Judge rules in favor of county for creating LDC to sell nursing home

By Tom Rivers, Editor Posted 20 June 2013 at 12:00 am

Lawsuit sought to disband LDC, force public referendum

Photo by Tom Rivers – A State Supreme Court judge didn’t find fault with the Orleans County Legislature’s decision to transfer The Villages of Orleans to a Local Development Corporation that is tasked with finding a buyer.

ALBION – The Orleans County Legislature crossed an important legal hurdle when a State Supreme Court ruled the county acted legally in transferring the publicly owned nursing home to a Local Development Corporation.

A local resident Mary Bannister and nursing home employee Dawn Hazel, who has family in The Villages of Orleans, challenged the Legislature’s decision in court.

Judge James Punch issued a decision on Tuesday, supporting the county in all key aspects of the case. The decision allows the Legislature and the LDC to keep working towards a sale of the 120-bed nursing home. County officials learned of the judge’s decision at 11:45 a.m. today.

“The discussion regarding the nursing home has been a very emotional one, but the ultimate goal has always been to ensure its long-term sustainability,” said Legislature Chairman David Callard. “Now we must return to our goal for The Villages: to continue to provide a high quality of care for our residents, maintain its jobs, preserve its programs, and continue its community ties without dire financial consequences to the taxpayers.”

The lawsuit sought to disband the LDC, to vacate the transfer of nursing home property to the LDC, to compel the issue to be brought to a public vote, and to restrain the LDC from negotiating transfer of The Villages to another operating entity.

The county’s attorneys argued that Bannister and Hazel failed to establish any harm in the Legislature’s decision to create the LDC, and their allegations were “speculative claims as to future actions.” The county attorneys said the LDC ownership did not change the current operations, staffing or delivery of services.

Punch agreed, noting the employees have continued as county workers and the county continues to control the operation of the facility.

The county argued in court the decision to create the LDC and transfer ownership were “proper tools to use for cost analysis and cost containment.” Legislators worry the facility will require a $2 to $4 million annual subsidy from the county taxpayers due to rising operating costs and slowing reimbursement rates.

“I commend my colleagues in the Legislature for having the courage to make this very difficult decision.” – Legislature Chairman David Callard

“The choice here hasn’t been about privatization versus public ownership,” Callard said today after the court decision was announced. “It has been about maintaining the facility or losing it altogether. We can no longer delay the decision and hope everything will be all right. That is fiscally irresponsible and brings grave uncertainty.”

The petitioners in the lawsuit sought a public referendum on the issue, contending the county created the LDC to circumvent public discourse. But Punch sided with the county, saying it acted within its rights in the Not-for-Profit-Corporation Law.

The Legislature, in a 6-1 vote, created the LDC on Feb. 27. Callard noted it passed in a super-majority vote.
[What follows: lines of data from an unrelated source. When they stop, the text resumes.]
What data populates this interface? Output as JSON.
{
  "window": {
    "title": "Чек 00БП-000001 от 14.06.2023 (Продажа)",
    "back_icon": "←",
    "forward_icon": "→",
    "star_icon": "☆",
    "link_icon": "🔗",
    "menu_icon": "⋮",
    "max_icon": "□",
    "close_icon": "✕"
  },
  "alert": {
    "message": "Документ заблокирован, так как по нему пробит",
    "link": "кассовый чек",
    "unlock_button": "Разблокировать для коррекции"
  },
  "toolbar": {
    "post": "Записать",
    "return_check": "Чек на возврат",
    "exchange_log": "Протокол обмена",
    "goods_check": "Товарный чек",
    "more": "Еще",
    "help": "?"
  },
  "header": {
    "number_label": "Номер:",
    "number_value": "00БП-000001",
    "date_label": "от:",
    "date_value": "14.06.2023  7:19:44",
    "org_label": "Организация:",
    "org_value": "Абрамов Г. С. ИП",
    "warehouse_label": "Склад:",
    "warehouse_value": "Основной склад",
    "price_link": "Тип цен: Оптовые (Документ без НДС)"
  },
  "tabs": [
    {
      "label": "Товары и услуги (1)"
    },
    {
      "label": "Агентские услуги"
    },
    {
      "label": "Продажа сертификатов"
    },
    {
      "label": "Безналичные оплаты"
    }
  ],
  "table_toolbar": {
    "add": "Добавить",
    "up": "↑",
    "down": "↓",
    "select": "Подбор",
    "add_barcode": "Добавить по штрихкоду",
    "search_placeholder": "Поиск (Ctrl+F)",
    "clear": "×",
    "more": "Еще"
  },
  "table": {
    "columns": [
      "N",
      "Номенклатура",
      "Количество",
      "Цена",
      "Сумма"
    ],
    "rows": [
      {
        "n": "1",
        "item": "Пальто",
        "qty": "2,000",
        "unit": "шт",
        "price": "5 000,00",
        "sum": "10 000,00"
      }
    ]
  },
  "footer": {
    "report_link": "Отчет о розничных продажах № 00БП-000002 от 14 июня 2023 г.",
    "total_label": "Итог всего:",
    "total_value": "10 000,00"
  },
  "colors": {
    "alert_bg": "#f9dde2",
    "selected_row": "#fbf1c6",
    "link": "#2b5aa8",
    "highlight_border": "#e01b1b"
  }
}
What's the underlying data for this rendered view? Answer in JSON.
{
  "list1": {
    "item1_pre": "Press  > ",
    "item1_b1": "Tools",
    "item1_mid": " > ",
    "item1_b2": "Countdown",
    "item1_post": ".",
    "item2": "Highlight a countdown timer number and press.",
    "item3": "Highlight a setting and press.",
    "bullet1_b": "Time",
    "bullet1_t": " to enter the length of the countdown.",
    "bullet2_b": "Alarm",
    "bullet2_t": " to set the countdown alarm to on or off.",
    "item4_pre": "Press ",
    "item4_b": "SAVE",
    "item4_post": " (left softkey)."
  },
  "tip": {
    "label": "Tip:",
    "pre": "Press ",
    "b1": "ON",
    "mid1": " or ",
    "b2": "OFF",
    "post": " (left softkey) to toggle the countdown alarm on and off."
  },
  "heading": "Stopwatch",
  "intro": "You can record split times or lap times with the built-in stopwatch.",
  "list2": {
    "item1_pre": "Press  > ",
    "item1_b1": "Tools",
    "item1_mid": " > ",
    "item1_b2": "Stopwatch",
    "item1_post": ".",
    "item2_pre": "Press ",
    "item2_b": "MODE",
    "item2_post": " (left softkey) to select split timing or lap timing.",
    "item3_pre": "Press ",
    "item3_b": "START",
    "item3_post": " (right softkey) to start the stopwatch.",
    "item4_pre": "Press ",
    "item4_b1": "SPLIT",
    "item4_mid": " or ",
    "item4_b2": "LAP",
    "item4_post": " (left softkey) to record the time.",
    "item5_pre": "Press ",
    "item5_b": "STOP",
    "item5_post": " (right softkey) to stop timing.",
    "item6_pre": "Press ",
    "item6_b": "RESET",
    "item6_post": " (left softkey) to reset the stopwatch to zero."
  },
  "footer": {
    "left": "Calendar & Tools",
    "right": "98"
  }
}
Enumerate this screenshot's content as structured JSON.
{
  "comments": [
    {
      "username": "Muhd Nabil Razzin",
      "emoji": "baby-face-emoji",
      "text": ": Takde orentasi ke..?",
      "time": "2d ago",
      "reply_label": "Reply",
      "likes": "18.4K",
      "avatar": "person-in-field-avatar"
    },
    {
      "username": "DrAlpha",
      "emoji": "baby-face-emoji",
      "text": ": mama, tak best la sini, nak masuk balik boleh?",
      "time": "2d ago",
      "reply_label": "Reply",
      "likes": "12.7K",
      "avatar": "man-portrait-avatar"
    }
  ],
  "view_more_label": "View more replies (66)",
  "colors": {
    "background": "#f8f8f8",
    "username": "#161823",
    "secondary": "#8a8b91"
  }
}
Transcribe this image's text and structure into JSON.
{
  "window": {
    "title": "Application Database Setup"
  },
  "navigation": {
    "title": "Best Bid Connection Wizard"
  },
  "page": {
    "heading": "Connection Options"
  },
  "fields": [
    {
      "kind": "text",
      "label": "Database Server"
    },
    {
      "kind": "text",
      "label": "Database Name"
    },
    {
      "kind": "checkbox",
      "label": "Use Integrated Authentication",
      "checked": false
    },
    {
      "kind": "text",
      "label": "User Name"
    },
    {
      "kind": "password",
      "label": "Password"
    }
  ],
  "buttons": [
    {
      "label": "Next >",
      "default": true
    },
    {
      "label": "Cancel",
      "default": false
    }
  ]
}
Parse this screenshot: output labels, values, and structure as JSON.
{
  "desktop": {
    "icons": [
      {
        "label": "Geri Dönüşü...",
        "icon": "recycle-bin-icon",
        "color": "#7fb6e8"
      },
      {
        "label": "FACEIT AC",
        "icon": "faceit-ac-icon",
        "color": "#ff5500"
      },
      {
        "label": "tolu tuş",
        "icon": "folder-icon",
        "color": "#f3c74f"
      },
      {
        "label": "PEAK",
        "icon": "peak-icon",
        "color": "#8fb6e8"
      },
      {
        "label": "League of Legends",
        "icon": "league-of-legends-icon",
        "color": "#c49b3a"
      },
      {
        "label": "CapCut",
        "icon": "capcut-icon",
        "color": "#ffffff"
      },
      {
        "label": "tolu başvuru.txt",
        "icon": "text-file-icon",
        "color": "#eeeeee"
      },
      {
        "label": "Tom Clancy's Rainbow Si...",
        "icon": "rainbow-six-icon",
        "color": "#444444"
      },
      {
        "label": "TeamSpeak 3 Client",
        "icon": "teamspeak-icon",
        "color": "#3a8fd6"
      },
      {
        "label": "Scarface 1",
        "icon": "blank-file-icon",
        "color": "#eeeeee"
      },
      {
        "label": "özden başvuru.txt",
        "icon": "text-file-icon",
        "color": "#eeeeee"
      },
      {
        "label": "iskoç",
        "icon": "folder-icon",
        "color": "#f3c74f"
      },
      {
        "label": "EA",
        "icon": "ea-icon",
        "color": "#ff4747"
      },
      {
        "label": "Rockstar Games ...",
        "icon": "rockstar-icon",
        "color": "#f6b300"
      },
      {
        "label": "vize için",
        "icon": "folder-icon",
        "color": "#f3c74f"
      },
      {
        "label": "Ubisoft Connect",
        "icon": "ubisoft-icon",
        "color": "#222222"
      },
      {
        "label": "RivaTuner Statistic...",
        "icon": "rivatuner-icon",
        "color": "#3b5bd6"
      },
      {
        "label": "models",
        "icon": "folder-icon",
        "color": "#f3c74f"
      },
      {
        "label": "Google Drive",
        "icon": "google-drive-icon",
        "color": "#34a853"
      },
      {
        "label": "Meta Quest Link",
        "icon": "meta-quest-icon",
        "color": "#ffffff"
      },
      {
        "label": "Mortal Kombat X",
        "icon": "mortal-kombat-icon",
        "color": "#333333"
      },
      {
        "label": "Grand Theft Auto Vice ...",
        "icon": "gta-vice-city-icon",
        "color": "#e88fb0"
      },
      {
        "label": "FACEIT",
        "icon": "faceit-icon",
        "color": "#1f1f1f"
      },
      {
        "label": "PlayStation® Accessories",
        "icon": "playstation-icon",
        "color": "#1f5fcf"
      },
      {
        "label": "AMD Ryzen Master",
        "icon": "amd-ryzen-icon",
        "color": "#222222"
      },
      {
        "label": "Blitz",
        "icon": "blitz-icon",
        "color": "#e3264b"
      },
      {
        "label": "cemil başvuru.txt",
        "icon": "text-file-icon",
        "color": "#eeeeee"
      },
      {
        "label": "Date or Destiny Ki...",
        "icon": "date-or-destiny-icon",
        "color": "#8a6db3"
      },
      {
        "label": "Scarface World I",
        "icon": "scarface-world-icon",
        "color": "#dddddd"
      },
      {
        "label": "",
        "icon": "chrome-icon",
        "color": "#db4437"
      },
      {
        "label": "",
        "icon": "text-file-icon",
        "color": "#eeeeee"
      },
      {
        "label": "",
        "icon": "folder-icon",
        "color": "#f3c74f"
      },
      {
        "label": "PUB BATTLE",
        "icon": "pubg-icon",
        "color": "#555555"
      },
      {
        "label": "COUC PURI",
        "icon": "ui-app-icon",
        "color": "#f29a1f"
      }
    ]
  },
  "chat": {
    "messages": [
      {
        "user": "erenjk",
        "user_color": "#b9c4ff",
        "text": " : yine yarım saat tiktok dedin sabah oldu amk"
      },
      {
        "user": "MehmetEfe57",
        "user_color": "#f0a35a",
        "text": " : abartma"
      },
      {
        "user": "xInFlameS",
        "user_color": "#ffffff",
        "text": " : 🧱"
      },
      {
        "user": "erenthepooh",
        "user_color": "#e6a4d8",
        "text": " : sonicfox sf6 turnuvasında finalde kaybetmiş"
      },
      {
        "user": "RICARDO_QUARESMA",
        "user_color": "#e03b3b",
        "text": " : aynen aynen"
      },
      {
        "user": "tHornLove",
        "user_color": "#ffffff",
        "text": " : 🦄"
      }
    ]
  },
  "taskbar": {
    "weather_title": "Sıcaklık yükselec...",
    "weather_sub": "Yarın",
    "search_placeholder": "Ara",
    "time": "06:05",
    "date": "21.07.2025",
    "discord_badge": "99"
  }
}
Only Legislator George Bower opposed it, and he warned the deficits at the site could force the county to take up the issue. He said then he was opposed to the timing because the Legislature had said it wouldn’t sell the facility until 2014.

That may be an ambitious time frame, even with the decision to create the LDC four months ago.

The LDC – the Orleans County Health Facilities Corporation – met this afternoon.  The three-member group, headed by former Yates Town Supervisor Russ Martino, moved forward with selecting a broker to establish a value for the nursing home and identify buyers for the site.

The LDC picked a Chicago firm that specializes in selling nursing homes to help with the sale of The Villages. Marcus and Millichap’s National Senior Housing Group will receive 2.5 percent of the sale price for its services. The firm is assisting nine other New York counties in selling their nursing homes.

The firm said it will identify a buyer by the end of a year, a sale that needs to be approved by the state Department of Health. Marcus and Millichap said it would target January 2015 for the sale to be closed and the new owner in operation at The Villages.

“The actions being taken are intended to balance the interests of the residents, the employees, and the taxpayers,” Callard said. “I commend my colleagues in the Legislature for having the courage to make this very difficult decision.”